Dr Gerald Edwards, Glasgow.


A GREAT headline-grabber from the Tories on potholes, but perhaps they are just a little blinkered on that subject.

I have travelled the roads of the Highlands for around 60 years and well remember, even from the very early days, how many of the single-track roads were in dire need of repair. Some were so bad that the crumbling sides almost met the holes in the middle. Locals would tell us how they had been complaining for sometimes as long as 40 years to have them decently repaired with more than the occasional shovelful of Tarmac that disintegrated with the first frost, but nothing was done.

How many Tory governments did we have doing nothing about this during all that time before devolution? Strangely, once we had our own parliament, the situation began to improve. One major project I remember was the new two-track road from Achnasheen towards Achnashellach, which was so unusual that some locals nicknamed it the “Achnasheen Autobahn”. Since then, more and more stretches of single-track have been widened to two-track.

How was this possible? The signs at many of these improvements reveal “Funded by Holyrood and the EU”. How did this EU money suddenly, magically, start to be available, once devolution arrived? This money was probably available all along, but went to Westminster, which did not, and still does not, have any interest in these remote parts of Scotland.

Since Brexit, this money is now in the hands of Westminster again. So Holyrood must deal with what is left of the enormous backlog of repairs from before devolution, as well as ongoing damage and necessary improvements, but without the money that previously made improvements possible. And Westminster now intends to make the decisions on the infrastructure priorities for this money, to prove how much the UK Government does for Scotland.

When complaining about potholes, let us remember how unwilling past Tory governments were to make these a priority, recognise that leaving the EU has reduced Holyrood’s funds, and that the most important decisions are back in Westminster hands.

L McGregor, Falkirk.


THERE are 54.9 full-time-equivalent press officers in the Scottish Government because the emperor has no clothes. No amount of spin will ever justify Holyrood. It has failed miserably, it wastes £100 million per annum, is clearly not fit for purpose and corrective action must be taken. Closure would be the best remedy.

John Dunlop, Ayr.

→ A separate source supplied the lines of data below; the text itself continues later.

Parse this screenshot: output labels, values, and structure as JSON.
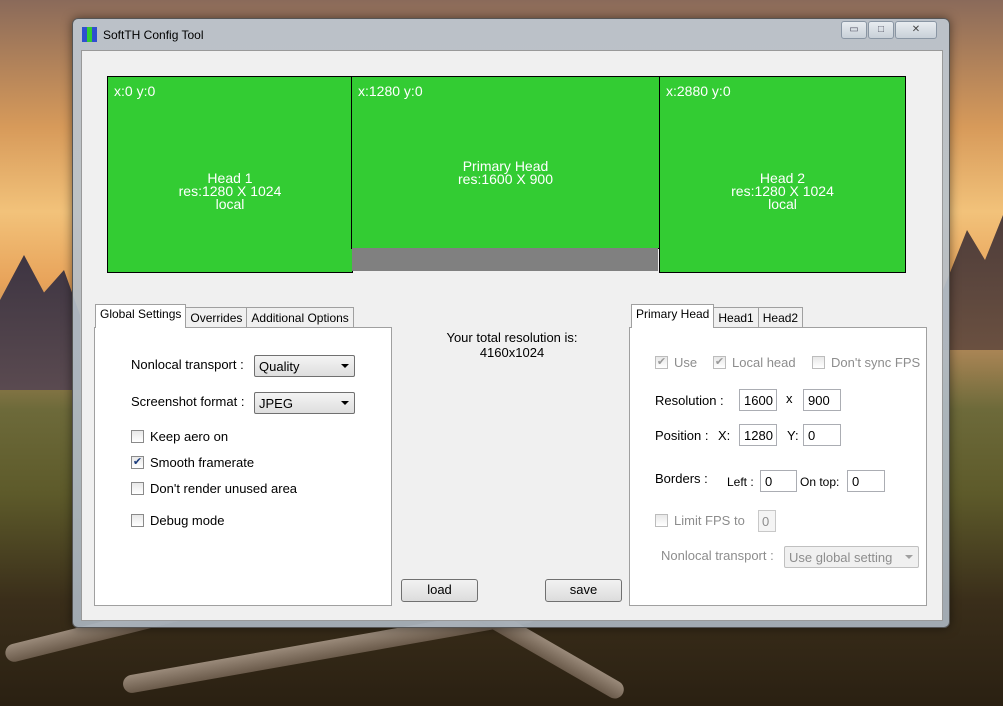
{
  "window": {
    "title": "SoftTH Config Tool",
    "icon_colors": [
      "#2f4fd0",
      "#33cc33",
      "#2f4fd0"
    ],
    "controls": {
      "minimize": "▭",
      "maximize": "□",
      "close": "✕"
    }
  },
  "layout_preview": {
    "fill_color": "#33cc33",
    "heads": [
      {
        "coord": "x:0 y:0",
        "lines": [
          "Head 1",
          "res:1280 X 1024",
          "local"
        ]
      },
      {
        "coord": "x:1280 y:0",
        "lines": [
          "Primary Head",
          "res:1600 X 900"
        ]
      },
      {
        "coord": "x:2880 y:0",
        "lines": [
          "Head 2",
          "res:1280 X 1024",
          "local"
        ]
      }
    ]
  },
  "left_tabs": {
    "tabs": [
      "Global Settings",
      "Overrides",
      "Additional Options"
    ],
    "active": 0,
    "nonlocal_transport_label": "Nonlocal transport :",
    "nonlocal_transport_value": "Quality",
    "screenshot_format_label": "Screenshot format :",
    "screenshot_format_value": "JPEG",
    "checkboxes": [
      {
        "label": "Keep aero on",
        "checked": false
      },
      {
        "label": "Smooth framerate",
        "checked": true
      },
      {
        "label": "Don't render unused area",
        "checked": false
      },
      {
        "label": "Debug mode",
        "checked": false
      }
    ]
  },
  "center": {
    "total_label": "Your total resolution is:",
    "total_value": "4160x1024",
    "load_label": "load",
    "save_label": "save"
  },
  "right_tabs": {
    "tabs": [
      "Primary Head",
      "Head1",
      "Head2"
    ],
    "active": 0,
    "use_label": "Use",
    "local_head_label": "Local head",
    "dont_sync_label": "Don't sync FPS",
    "resolution_label": "Resolution :",
    "res_w": "1600",
    "res_x_sep": "x",
    "res_h": "900",
    "position_label": "Position :",
    "pos_x_label": "X:",
    "pos_x": "1280",
    "pos_y_label": "Y:",
    "pos_y": "0",
    "borders_label": "Borders :",
    "left_label": "Left :",
    "left_value": "0",
    "ontop_label": "On top:",
    "ontop_value": "0",
    "limit_fps_label": "Limit FPS to",
    "limit_fps_value": "0",
    "nonlocal_label": "Nonlocal transport :",
    "nonlocal_value": "Use global setting"
  }
}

YOUR correspondents George Fraser and Isobel Frize (Letters, July 17 & 20) are quite right to condemn the cancellation of the Great Scottish Run. Moreover, they may be interested in a Freedom of Information reply which I received from the Scottish Government on the issue of outdoor and indoor exercise (specifically Parkrun and indoor cycling classes). The response read: "It is not possible to publish scientific evidence specifically on outdoor and indoor sports as in general neither the Scottish Government, the Chief Medical Officer's Advisory Group or SAGE have produced evidence papers on a sectoral basis. Instead we have used scientific evidence on transmission coupled with the social and economic benefits of gyms which Ministers have used to make decisions."

In other words, the question had not even been asked. This was dated May14, 2021: presumably it has not been asked – or answered – now. Instead, it suggests that the Scottish Government is neglecting fitness in the midst of a pandemic, and is more interested in controlling the population than encouraging us to take exercise which will make us more resilient to Covid and many other illnesses, including protecting our mental health and general wellbeing.

Peter A Russell, Glasgow.


WILLIAM Loneskie (Letters, July 20) deserves praise and publicity for his research into the ineffectiveness of face masks.

The World Health Organisation's advice on how to wear a mask includes:

"Clean your hands before you put your mask on, before and after you take it off, and after you touch it at any time. When you take off a mask, store it in a clean plastic bag, and every day wash it if it's a fabric mask."

Aye, that'll be right.

David Miller, Milngavie.

Read more: The chaos of this Tory Government beggars belief